Just two years ago, on September 7, 2021, the same Supreme Court had already ruled that the criminalization of abortion was unconstitutional. In doing so, the Court invalidated the article of the Penal Code of Coahuila (one of the 32 states of the Federation) providing for a prison sentence for women who voluntarily abort. Abortion is already decriminalized in a dozen of the 32 states that make up Mexico.
It all started in 2007 in the capital Mexico City, the first jurisdiction in Latin America to authorize abortion. In June, the Supreme Court ruled that women can challenge state laws that continue to criminalize abortion.
“All women and people capable of gestation will be able to have access to abortion in federal health institutions,” welcomed the Information Group for Selected Reproduction (GIRE). Mexico, population nearly 130 million, is an 80% Catholic country. The separation of Church and State was proclaimed as early as the Reformation of 1857.
On June 24, 2022, the United States Supreme Court overturned Roe v. Wade, who since 1973 had guaranteed the constitutional right of American women to have an abortion, and gave each state the freedom to legislate on the matter.

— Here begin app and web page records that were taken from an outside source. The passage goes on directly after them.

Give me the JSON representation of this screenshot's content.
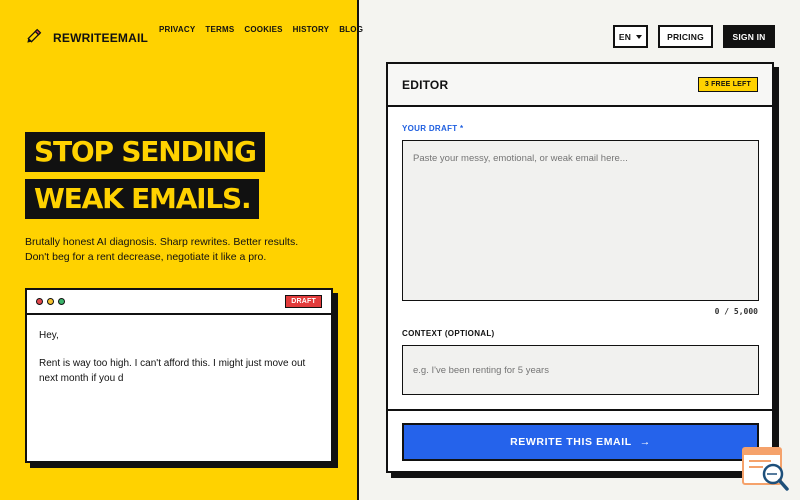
{
  "brand": {
    "name": "REWRITEEMAIL",
    "icon": "pencil-icon"
  },
  "nav": [
    "PRIVACY",
    "TERMS",
    "COOKIES",
    "HISTORY",
    "BLOG"
  ],
  "hero": {
    "line1": "STOP SENDING",
    "line2": "WEAK EMAILS.",
    "tagline1": "Brutally honest AI diagnosis. Sharp rewrites. Better results.",
    "tagline2": "Don't beg for a rent decrease, negotiate it like a pro."
  },
  "demo": {
    "badge": "DRAFT",
    "greeting": "Hey,",
    "body": "Rent is way too high. I can't afford this. I might just move out next month if you d"
  },
  "header": {
    "language": "EN",
    "pricing": "PRICING",
    "signin": "SIGN IN"
  },
  "editor": {
    "title": "EDITOR",
    "free_badge": "3 FREE LEFT",
    "draft_label": "YOUR DRAFT *",
    "draft_placeholder": "Paste your messy, emotional, or weak email here...",
    "counter": "0 / 5,000",
    "context_label": "CONTEXT (OPTIONAL)",
    "context_placeholder": "e.g. I've been renting for 5 years",
    "submit": "REWRITE THIS EMAIL",
    "submit_arrow": "→"
  },
  "colors": {
    "accent_yellow": "#ffd200",
    "primary_blue": "#2563eb",
    "badge_red": "#e23b3b"
  }
}
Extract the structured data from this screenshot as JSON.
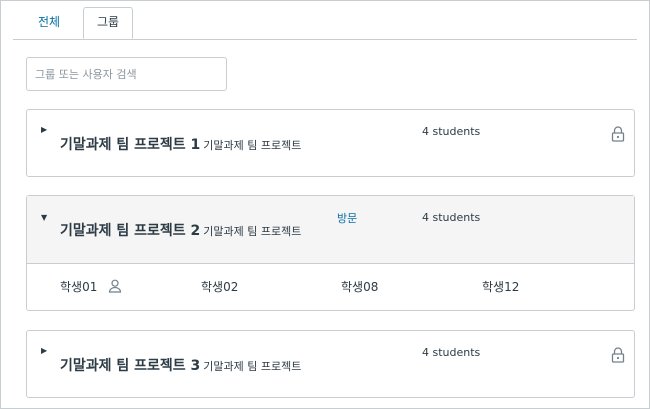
{
  "tabs": {
    "all_label": "전체",
    "group_label": "그룹"
  },
  "search": {
    "placeholder": "그룹 또는 사용자 검색"
  },
  "groups": [
    {
      "name": "기말과제 팀 프로젝트 1",
      "category": "기말과제 팀 프로젝트",
      "count": "4 students",
      "locked": true
    },
    {
      "name": "기말과제 팀 프로젝트 2",
      "category": "기말과제 팀 프로젝트",
      "count": "4 students",
      "visit_label": "방문",
      "members": [
        "학생01",
        "학생02",
        "학생08",
        "학생12"
      ]
    },
    {
      "name": "기말과제 팀 프로젝트 3",
      "category": "기말과제 팀 프로젝트",
      "count": "4 students",
      "locked": true
    }
  ],
  "icons": {
    "toggle_collapsed": "caret-right-icon",
    "toggle_expanded": "caret-down-icon",
    "lock": "lock-icon",
    "leader": "user-icon"
  },
  "colors": {
    "link": "#0770a3",
    "border": "#c7cdd1",
    "text": "#2d3b45",
    "expanded_bg": "#f5f5f5"
  }
}
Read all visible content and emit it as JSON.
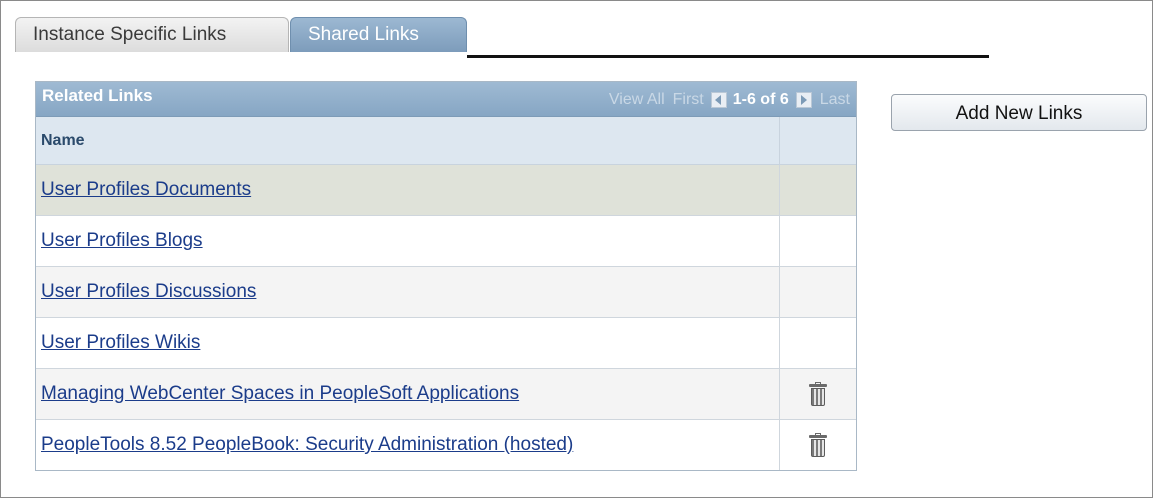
{
  "tabs": {
    "instance_label": "Instance Specific Links",
    "shared_label": "Shared Links"
  },
  "grid": {
    "title": "Related Links",
    "nav": {
      "view_all": "View All",
      "first": "First",
      "range": "1-6 of 6",
      "last": "Last"
    },
    "column_name": "Name",
    "rows": [
      {
        "name": "User Profiles Documents",
        "deletable": false
      },
      {
        "name": "User Profiles Blogs",
        "deletable": false
      },
      {
        "name": "User Profiles Discussions",
        "deletable": false
      },
      {
        "name": "User Profiles Wikis",
        "deletable": false
      },
      {
        "name": "Managing WebCenter Spaces in PeopleSoft Applications",
        "deletable": true,
        "icon": "trash-icon"
      },
      {
        "name": "PeopleTools 8.52 PeopleBook: Security Administration (hosted)",
        "deletable": true,
        "icon": "trash-icon"
      }
    ]
  },
  "actions": {
    "add_new_links": "Add New Links"
  },
  "colors": {
    "active_tab": "#8aa8c6",
    "link": "#1b3c8a",
    "selected_row": "#dfe2d9"
  }
}
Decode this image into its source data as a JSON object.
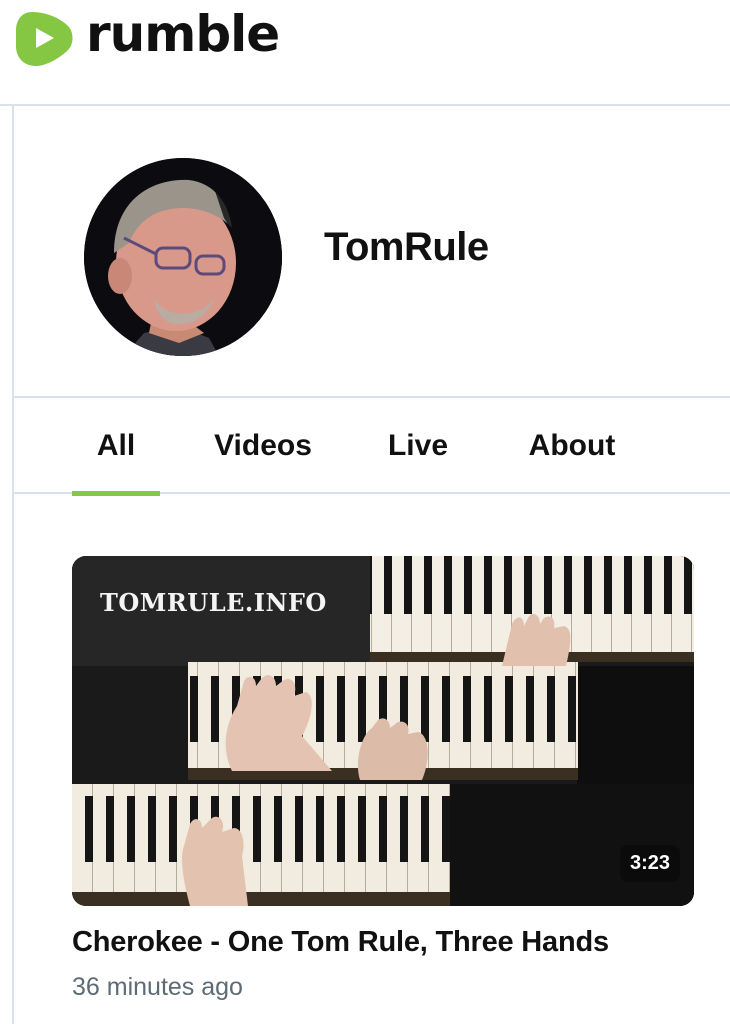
{
  "brand": {
    "name": "rumble",
    "accent_color": "#85c742"
  },
  "channel": {
    "name": "TomRule",
    "avatar_icon": "channel-avatar-photo"
  },
  "tabs": [
    {
      "label": "All",
      "active": true
    },
    {
      "label": "Videos",
      "active": false
    },
    {
      "label": "Live",
      "active": false
    },
    {
      "label": "About",
      "active": false
    }
  ],
  "videos": [
    {
      "title": "Cherokee - One Tom Rule, Three Hands",
      "posted": "36 minutes ago",
      "duration": "3:23",
      "thumbnail_watermark": "TOMRULE.INFO"
    }
  ]
}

Since then, the country has been fractured between the twenty or so states that have banned or strictly restricted access to abortion, mainly located in the south and center of the country, and those on the coasts that have adopted new guarantees.